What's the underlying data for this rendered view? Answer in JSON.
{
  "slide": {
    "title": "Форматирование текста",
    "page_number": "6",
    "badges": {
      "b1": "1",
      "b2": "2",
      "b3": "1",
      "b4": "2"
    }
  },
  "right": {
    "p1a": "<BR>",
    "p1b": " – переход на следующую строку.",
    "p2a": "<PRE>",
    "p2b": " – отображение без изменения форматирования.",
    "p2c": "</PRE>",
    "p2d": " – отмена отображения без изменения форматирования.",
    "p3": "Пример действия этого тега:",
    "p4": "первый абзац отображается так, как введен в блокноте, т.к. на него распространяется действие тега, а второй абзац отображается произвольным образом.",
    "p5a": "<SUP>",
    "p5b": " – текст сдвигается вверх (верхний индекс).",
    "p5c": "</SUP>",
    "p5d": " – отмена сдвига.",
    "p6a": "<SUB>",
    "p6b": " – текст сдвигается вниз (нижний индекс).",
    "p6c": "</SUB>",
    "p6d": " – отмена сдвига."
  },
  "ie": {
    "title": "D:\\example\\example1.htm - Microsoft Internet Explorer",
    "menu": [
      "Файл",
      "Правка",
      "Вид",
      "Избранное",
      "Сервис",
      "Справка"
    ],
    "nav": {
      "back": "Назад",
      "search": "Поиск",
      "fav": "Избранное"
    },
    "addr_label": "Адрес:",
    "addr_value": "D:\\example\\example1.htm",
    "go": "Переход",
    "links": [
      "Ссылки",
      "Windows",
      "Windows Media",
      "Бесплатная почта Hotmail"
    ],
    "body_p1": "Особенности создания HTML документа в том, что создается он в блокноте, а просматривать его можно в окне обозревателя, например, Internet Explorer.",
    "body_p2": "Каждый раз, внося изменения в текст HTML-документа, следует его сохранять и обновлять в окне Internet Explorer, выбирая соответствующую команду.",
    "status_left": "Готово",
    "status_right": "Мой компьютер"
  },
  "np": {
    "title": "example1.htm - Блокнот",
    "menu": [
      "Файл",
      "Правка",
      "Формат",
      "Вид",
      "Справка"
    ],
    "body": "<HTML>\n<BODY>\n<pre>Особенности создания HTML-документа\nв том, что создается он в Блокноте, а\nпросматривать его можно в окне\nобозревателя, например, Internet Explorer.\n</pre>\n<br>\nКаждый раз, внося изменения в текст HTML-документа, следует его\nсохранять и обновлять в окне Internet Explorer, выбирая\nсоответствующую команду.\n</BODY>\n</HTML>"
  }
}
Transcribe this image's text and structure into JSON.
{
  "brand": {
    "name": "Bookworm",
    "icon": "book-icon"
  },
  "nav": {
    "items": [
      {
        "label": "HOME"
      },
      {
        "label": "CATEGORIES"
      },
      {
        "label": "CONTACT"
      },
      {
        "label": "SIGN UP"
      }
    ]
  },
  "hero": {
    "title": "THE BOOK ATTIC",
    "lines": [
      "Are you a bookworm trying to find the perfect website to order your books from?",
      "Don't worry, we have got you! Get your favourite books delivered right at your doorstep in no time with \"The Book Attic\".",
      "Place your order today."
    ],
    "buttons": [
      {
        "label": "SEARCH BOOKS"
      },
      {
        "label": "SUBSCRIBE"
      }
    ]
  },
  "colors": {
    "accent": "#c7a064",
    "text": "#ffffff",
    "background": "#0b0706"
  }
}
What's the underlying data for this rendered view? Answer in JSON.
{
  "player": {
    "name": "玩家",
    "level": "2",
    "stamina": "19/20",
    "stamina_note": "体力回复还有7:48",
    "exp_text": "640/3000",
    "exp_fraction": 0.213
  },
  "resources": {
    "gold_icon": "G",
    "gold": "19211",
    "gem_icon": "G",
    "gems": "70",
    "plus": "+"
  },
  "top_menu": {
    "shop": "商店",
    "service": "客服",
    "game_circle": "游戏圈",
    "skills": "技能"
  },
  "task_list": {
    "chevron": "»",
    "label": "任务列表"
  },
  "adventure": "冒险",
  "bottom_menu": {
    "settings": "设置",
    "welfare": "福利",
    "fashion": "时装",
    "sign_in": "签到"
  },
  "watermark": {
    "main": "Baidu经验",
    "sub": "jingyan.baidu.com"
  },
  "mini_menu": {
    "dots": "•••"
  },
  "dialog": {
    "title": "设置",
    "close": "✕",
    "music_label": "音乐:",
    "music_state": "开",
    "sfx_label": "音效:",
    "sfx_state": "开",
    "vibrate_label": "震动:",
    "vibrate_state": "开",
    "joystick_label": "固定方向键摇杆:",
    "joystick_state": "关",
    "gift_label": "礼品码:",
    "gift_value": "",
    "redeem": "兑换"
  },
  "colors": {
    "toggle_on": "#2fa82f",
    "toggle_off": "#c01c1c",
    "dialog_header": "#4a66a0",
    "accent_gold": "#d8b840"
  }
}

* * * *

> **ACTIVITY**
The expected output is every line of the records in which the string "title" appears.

> **OUTPUT**
    "title": "Форматирование текста",
    "title": "D:\\example\\example1.htm - Microsoft Internet Explorer",
    "title": "example1.htm - Блокнот",
    "title": "THE BOOK ATTIC",
    "title": "设置",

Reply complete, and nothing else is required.